G SCOTT SKILES
School: Michigan State | Years: 1982-86 | Key stats: 118 games, 18.2 points, 3.0 rebounds, 5.5 assists
The buzz: Consensus All-America, Big Ten Player of the Year and Basketball Times National Player of the Year in 1986 after leading conference in points (school-record 850), assists (203) and field goals (331). He also was Big Ten scoring champion (29.1 ppg). Still among school’s career leaders in assists (645; second) and in points (2,145; third) and steals (175; third).
G STEVE SMITH
School: Michigan State | Years: 1987-91 | Key stats: 122 games, 18.5 points, 6.1 rebounds, 3.7 assists

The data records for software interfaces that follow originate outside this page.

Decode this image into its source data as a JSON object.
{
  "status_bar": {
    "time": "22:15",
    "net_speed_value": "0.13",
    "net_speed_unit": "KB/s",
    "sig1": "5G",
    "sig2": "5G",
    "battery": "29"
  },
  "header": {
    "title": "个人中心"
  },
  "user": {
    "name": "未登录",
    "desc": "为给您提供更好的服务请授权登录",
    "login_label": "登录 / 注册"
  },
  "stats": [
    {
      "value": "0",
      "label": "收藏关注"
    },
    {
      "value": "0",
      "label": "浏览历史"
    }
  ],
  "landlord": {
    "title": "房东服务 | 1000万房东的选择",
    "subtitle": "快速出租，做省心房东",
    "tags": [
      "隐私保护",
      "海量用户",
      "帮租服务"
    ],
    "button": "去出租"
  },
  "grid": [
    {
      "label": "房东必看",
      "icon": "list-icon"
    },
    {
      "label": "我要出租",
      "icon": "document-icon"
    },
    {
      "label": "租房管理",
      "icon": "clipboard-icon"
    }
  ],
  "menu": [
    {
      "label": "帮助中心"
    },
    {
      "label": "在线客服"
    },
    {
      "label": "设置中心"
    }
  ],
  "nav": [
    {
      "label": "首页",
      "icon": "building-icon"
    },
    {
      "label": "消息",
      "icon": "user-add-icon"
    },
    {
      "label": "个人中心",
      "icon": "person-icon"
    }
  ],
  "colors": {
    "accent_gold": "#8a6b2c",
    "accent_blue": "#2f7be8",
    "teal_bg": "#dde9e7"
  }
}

The buzz: First-team All-America (Sporting News) in 1990 and second-team All-America in 1991. Led Spartans to Big Ten championship in 1990. Big Ten scoring champion (23.2 ppg) in 1991. Ranks third in school history in points (2,263) and field goals made (826). Scored 32 points in heartbreaking overtime loss to Georgia Tech in 1990 NCAA regional semifinals.